● What needs to be done: Each line of the data below either holds "Scanner" or does not. Report how many do, and only that.

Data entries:
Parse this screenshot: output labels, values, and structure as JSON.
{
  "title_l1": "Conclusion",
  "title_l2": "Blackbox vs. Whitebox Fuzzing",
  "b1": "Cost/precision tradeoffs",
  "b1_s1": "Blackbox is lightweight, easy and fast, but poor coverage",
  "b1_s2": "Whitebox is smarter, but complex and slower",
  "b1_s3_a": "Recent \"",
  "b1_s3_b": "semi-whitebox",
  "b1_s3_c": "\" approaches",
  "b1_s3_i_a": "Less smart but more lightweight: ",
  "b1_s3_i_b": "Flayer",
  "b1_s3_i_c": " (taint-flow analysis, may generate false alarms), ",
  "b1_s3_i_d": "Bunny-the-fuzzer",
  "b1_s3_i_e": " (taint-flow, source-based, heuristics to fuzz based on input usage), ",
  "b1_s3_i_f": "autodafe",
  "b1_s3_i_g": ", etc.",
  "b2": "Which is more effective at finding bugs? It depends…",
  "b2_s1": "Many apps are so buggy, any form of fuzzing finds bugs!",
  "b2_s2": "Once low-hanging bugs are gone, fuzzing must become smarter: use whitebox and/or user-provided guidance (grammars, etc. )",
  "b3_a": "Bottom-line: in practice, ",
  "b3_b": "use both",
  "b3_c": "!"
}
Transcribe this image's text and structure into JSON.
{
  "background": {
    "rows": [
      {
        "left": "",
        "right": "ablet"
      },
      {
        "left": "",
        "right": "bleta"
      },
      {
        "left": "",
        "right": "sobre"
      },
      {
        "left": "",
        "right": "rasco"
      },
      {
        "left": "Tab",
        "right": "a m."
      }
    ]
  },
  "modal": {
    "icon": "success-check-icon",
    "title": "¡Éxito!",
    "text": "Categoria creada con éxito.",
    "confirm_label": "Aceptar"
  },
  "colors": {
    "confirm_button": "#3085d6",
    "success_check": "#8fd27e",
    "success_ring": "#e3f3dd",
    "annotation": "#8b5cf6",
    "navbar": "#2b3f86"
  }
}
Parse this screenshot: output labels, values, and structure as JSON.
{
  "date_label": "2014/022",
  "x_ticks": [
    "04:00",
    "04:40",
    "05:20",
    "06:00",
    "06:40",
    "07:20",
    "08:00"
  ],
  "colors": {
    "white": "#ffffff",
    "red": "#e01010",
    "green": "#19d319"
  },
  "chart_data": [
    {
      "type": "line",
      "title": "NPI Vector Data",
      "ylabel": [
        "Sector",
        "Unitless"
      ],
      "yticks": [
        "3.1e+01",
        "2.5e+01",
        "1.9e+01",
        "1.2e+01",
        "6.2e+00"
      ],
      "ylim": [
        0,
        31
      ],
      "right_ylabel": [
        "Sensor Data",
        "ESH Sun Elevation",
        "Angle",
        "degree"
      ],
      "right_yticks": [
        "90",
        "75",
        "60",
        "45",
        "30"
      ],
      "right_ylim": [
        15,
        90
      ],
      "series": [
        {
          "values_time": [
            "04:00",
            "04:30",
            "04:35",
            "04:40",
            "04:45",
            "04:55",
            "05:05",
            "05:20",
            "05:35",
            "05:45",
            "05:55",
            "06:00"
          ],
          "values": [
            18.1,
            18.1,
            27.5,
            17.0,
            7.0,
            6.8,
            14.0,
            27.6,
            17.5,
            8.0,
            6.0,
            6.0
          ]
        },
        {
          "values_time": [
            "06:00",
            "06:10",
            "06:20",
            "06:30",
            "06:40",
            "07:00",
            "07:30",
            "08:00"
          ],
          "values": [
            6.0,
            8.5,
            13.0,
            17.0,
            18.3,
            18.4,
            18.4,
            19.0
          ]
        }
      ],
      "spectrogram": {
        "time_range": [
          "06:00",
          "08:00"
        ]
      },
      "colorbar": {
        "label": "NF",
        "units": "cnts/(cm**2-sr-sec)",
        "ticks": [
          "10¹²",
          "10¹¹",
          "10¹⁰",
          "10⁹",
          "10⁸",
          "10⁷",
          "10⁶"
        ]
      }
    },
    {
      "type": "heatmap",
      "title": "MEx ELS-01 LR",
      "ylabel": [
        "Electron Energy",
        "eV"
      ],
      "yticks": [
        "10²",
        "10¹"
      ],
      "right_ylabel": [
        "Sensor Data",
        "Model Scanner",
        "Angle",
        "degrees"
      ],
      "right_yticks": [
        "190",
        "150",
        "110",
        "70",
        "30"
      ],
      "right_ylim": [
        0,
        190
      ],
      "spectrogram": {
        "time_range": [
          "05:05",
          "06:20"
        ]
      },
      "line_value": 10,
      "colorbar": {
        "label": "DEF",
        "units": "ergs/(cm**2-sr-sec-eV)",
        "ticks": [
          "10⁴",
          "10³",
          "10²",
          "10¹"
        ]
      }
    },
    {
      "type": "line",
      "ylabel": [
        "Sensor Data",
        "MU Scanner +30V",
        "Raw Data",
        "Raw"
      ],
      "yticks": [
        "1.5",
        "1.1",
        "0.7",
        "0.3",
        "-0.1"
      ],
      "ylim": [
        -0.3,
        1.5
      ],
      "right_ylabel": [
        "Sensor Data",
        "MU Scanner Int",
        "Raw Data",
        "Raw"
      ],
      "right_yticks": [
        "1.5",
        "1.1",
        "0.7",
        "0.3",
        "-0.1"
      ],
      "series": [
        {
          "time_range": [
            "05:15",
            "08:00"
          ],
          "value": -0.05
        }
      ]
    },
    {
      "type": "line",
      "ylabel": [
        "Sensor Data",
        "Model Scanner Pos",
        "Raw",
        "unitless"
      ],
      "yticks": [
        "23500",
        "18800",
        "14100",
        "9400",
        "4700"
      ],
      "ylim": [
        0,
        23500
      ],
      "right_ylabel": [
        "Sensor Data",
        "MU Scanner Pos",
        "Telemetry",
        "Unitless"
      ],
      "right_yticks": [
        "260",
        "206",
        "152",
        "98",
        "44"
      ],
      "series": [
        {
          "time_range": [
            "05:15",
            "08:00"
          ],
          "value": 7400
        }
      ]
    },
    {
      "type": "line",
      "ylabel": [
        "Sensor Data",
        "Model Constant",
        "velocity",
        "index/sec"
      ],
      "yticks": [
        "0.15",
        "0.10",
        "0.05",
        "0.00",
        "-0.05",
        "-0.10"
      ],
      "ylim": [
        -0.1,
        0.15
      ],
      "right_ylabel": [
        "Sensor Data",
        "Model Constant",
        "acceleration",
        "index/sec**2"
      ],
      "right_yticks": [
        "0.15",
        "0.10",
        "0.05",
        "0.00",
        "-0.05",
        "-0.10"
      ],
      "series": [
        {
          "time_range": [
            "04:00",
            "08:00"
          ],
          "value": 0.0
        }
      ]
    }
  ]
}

● Reply to the exercise: 5